● **Data to process**:
⁂

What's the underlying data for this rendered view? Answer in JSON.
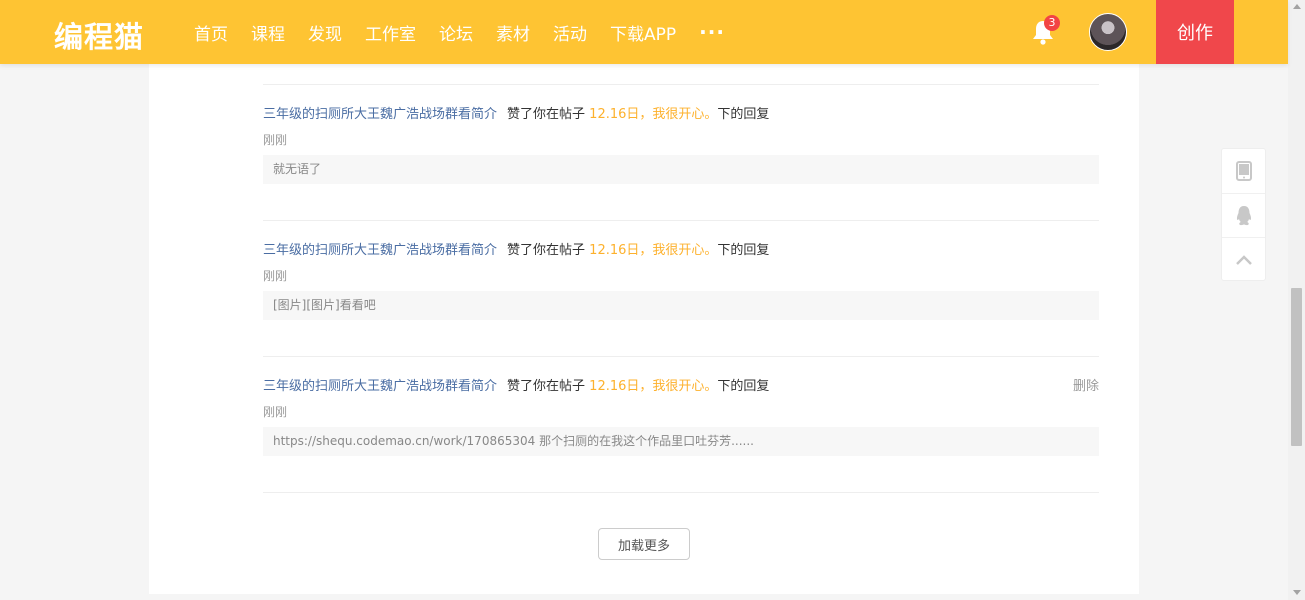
{
  "app": {
    "logo": "编程猫",
    "nav": [
      "首页",
      "课程",
      "发现",
      "工作室",
      "论坛",
      "素材",
      "活动",
      "下载APP"
    ],
    "more": "···",
    "notification_count": "3",
    "create_label": "创作"
  },
  "notifications": [
    {
      "user": "三年级的扫厕所大王魏广浩战场群看简介",
      "action": "赞了你在帖子",
      "post": "12.16日，我很开心。",
      "suffix": "下的回复",
      "time": "刚刚",
      "quote": "就无语了",
      "delete_label": ""
    },
    {
      "user": "三年级的扫厕所大王魏广浩战场群看简介",
      "action": "赞了你在帖子",
      "post": "12.16日，我很开心。",
      "suffix": "下的回复",
      "time": "刚刚",
      "quote": "[图片][图片]看看吧",
      "delete_label": ""
    },
    {
      "user": "三年级的扫厕所大王魏广浩战场群看简介",
      "action": "赞了你在帖子",
      "post": "12.16日，我很开心。",
      "suffix": "下的回复",
      "time": "刚刚",
      "quote": "https://shequ.codemao.cn/work/170865304 那个扫厕的在我这个作品里口吐芬芳......",
      "delete_label": "删除"
    }
  ],
  "load_more": "加载更多",
  "side_tools": {
    "icons": [
      "tablet-icon",
      "qq-icon",
      "back-to-top-icon"
    ]
  },
  "colors": {
    "brand": "#fec433",
    "create": "#f0474b",
    "user_link": "#4a6da3",
    "post_link": "#fdb12d",
    "badge": "#f24444"
  }
}
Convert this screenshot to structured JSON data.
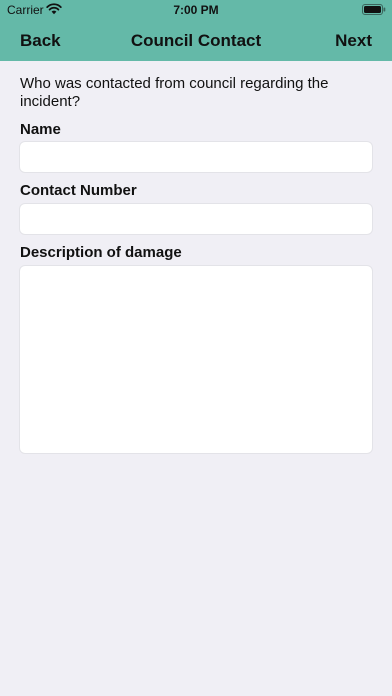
{
  "status_bar": {
    "carrier": "Carrier",
    "time": "7:00 PM",
    "wifi_icon": "wifi-icon",
    "battery_icon": "battery-icon"
  },
  "nav": {
    "back_label": "Back",
    "title": "Council Contact",
    "next_label": "Next"
  },
  "form": {
    "intro": "Who was contacted from council regarding the incident?",
    "name_label": "Name",
    "name_value": "",
    "contact_label": "Contact Number",
    "contact_value": "",
    "description_label": "Description of damage",
    "description_value": ""
  },
  "colors": {
    "header": "#64b9a8",
    "background": "#f0eff5",
    "field": "#ffffff"
  }
}
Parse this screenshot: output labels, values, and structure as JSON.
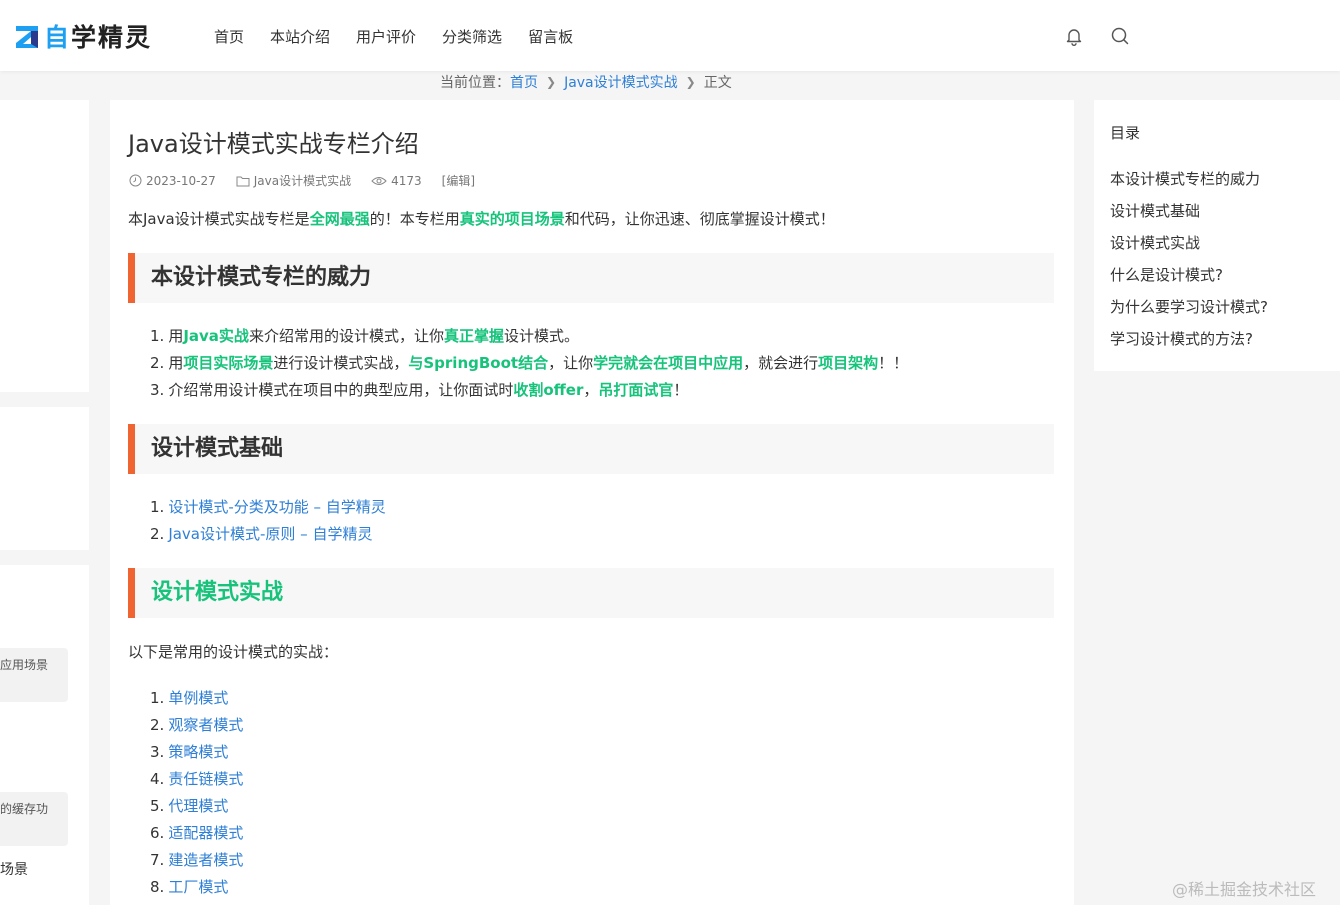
{
  "header": {
    "logo_first": "自",
    "logo_rest": "学精灵",
    "nav": [
      "首页",
      "本站介绍",
      "用户评价",
      "分类筛选",
      "留言板"
    ],
    "icons": [
      "bell-icon",
      "search-icon"
    ]
  },
  "breadcrumb": {
    "prefix": "当前位置：",
    "home": "首页",
    "category": "Java设计模式实战",
    "current": "正文"
  },
  "left": {
    "snippet1": "应用场景",
    "snippet2": "的缓存功",
    "text3": "场景"
  },
  "article": {
    "title": "Java设计模式实战专栏介绍",
    "date": "2023-10-27",
    "category": "Java设计模式实战",
    "views": "4173",
    "edit": "[编辑]",
    "intro": {
      "t1": "本Java设计模式实战专栏是",
      "h1": "全网最强",
      "t2": "的！本专栏用",
      "h2": "真实的项目场景",
      "t3": "和代码，让你迅速、彻底掌握设计模式！"
    },
    "section1": {
      "heading": "本设计模式专栏的威力",
      "item1": {
        "num": "1.",
        "t1": "用",
        "h1": "Java实战",
        "t2": "来介绍常用的设计模式，让你",
        "h2": "真正掌握",
        "t3": "设计模式。"
      },
      "item2": {
        "num": "2.",
        "t1": "用",
        "h1": "项目实际场景",
        "t2": "进行设计模式实战，",
        "h2": "与SpringBoot结合",
        "t3": "，让你",
        "h3": "学完就会在项目中应用",
        "t4": "，就会进行",
        "h4": "项目架构",
        "t5": "！！"
      },
      "item3": {
        "num": "3.",
        "t1": "介绍常用设计模式在项目中的典型应用，让你面试时",
        "h1": "收割offer",
        "t2": "，",
        "h2": "吊打面试官",
        "t3": "！"
      }
    },
    "section2": {
      "heading": "设计模式基础",
      "links": [
        {
          "num": "1.",
          "text": "设计模式-分类及功能 – 自学精灵"
        },
        {
          "num": "2.",
          "text": "Java设计模式-原则 – 自学精灵"
        }
      ]
    },
    "section3": {
      "heading": "设计模式实战",
      "para": "以下是常用的设计模式的实战：",
      "links": [
        {
          "num": "1.",
          "text": "单例模式"
        },
        {
          "num": "2.",
          "text": "观察者模式"
        },
        {
          "num": "3.",
          "text": "策略模式"
        },
        {
          "num": "4.",
          "text": "责任链模式"
        },
        {
          "num": "5.",
          "text": "代理模式"
        },
        {
          "num": "6.",
          "text": "适配器模式"
        },
        {
          "num": "7.",
          "text": "建造者模式"
        },
        {
          "num": "8.",
          "text": "工厂模式"
        }
      ]
    }
  },
  "toc": {
    "title": "目录",
    "items": [
      "本设计模式专栏的威力",
      "设计模式基础",
      "设计模式实战",
      "什么是设计模式?",
      "为什么要学习设计模式?",
      "学习设计模式的方法?"
    ]
  },
  "watermark": "@稀土掘金技术社区",
  "colors": {
    "accent_green": "#17c37b",
    "link_blue": "#2e7fd6",
    "heading_bar": "#f06431"
  }
}
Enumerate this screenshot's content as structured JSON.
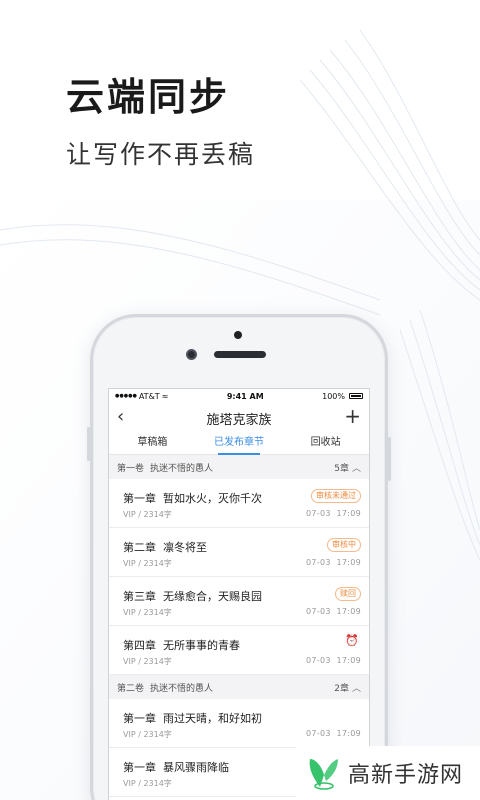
{
  "promo": {
    "headline": "云端同步",
    "subline": "让写作不再丢稿"
  },
  "status_bar": {
    "signal": "●●●●●",
    "carrier": "AT&T",
    "wifi": "≈",
    "time": "9:41 AM",
    "battery": "100%"
  },
  "nav": {
    "back_icon": "‹",
    "title": "施塔克家族",
    "add_icon": "+"
  },
  "tabs": [
    "草稿箱",
    "已发布章节",
    "回收站"
  ],
  "volumes": [
    {
      "name": "第一卷",
      "subtitle": "执迷不悟的愚人",
      "count": "5章",
      "chapters": [
        {
          "num": "第一章",
          "title": "暂如水火，灭你千次",
          "meta": "VIP / 2314字",
          "date": "07-03",
          "time": "17:09",
          "badge": "审核未通过"
        },
        {
          "num": "第二章",
          "title": "凛冬将至",
          "meta": "VIP / 2314字",
          "date": "07-03",
          "time": "17:09",
          "badge": "审核中"
        },
        {
          "num": "第三章",
          "title": "无缘愈合，天赐良园",
          "meta": "VIP / 2314字",
          "date": "07-03",
          "time": "17:09",
          "badge": "赎回"
        },
        {
          "num": "第四章",
          "title": "无所事事的青春",
          "meta": "VIP / 2314字",
          "date": "07-03",
          "time": "17:09",
          "badge": ""
        }
      ]
    },
    {
      "name": "第二卷",
      "subtitle": "执迷不悟的愚人",
      "count": "2章",
      "chapters": [
        {
          "num": "第一章",
          "title": "雨过天晴，和好如初",
          "meta": "VIP / 2314字",
          "date": "07-03",
          "time": "17:09",
          "badge": ""
        },
        {
          "num": "第一章",
          "title": "暴风骤雨降临",
          "meta": "VIP / 2314字",
          "date": "",
          "time": "",
          "badge": ""
        }
      ]
    }
  ],
  "watermark": {
    "text": "高新手游网"
  },
  "colors": {
    "accent": "#3a8ee6",
    "badge": "#f08a3c",
    "logo_green": "#36c36b"
  }
}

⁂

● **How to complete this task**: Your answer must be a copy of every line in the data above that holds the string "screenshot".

● **Answer area**:
Convert this screenshot to structured JSON data.
Parse this screenshot: output labels, values, and structure as JSON.
Enumerate this screenshot's content as structured JSON.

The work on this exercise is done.